It’s the most wonderful time of the year once again- Halloween! If you’re anything like me, Halloween isn’t one spooky night, but weeks of themed eating, drinking, watching, and reading to keep you in the spirit from the first signs of fall til the start of November. As a comic fan, finding perfect Halloween reading material can be a challenge. Much like horror films, horror comics can be campy, poorly executed, and rely too much on shock value instead of actual storytelling.
Scott Snyder’s’ horrific gem Wytches replaces all of the typical horror faux pas with clean, emotional story telling that is guaranteed to keep you away from the woods for months. Volume one tells the story of the Rooks family, who move to New Hampshire after a family tragedy. While their teenage daughter, Sailor, tries to fit in with her new classmates, father Charlie realizes there may be something sinister preying on his family. Readers follow Charlie and Sailor through a gory and twisted fairytale as they try to find the origin of this mysterious evil.
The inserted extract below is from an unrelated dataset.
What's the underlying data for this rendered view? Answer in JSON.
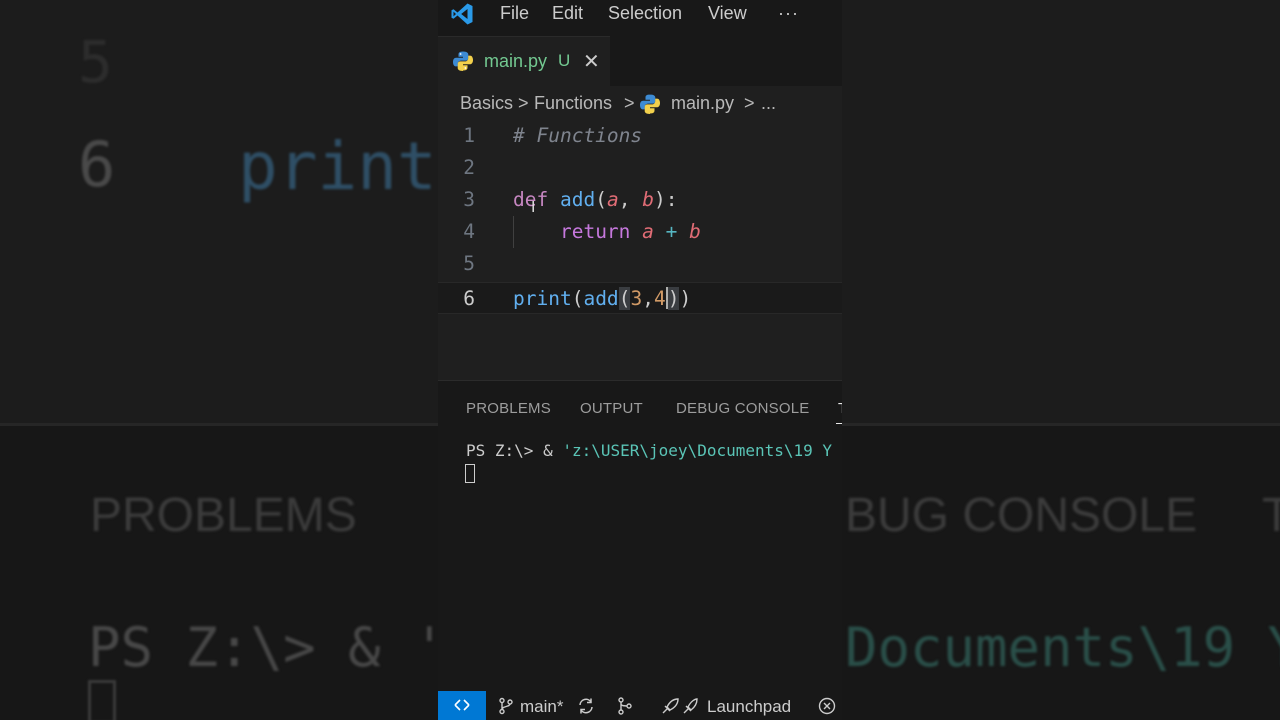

Snyder’s horror masterpiece is definitely worth the read, and a proud addition to any diverse comic collection.
Here is the *spoiler free* full breakdown of what makes Wytches so captivating:
The art of Wytches brings it to life. The artwork seems quite literally, to bleed through the page. The fluid, supernatural style feels like falling down a terrifying rabbit hole. It sweeps you right along with the story, while providing interesting visual clues that may take a second read to pick up on.
You may think that every story about witches has already been told, but Snyder proves that a real creative talent can make old monsters into completely new terrors. He successfully creates a story which rides the line between magic, science fiction, and family drama, while building a historical context that makes it twice as frightening. Until you’ve read Wytches, you haven’t seen all the possibilities Witch fables can reach.
Sometimes when reading comics, the brief interruption between issues can stop the imaginative flow for readers. We find ourselves backtracking, rereading, and sometimes briefly losing interest while trying to get swept into the story. Often this temporary fracture is caused by jumping from an intense scene at the end of one issue into a disassociated or less interesting scene in the next. Especially when reading trade paperbacks, it makes the whole plot feel a little underwhelming. Fortunately, Wytches avoids this problem by having a clean flowing narrative that takes full advantage of climatic moments. There are breakups in the story via flashbacks and excerpts of a children’s book Charlie reflects on, but the story continues to flow organically throughout, without being snagged by the extras.
If you’re an avid comic reader, or just in the mood for a good scare, I would recommend picking up a copy of Wytches, and making sure your doors and windows are well locked.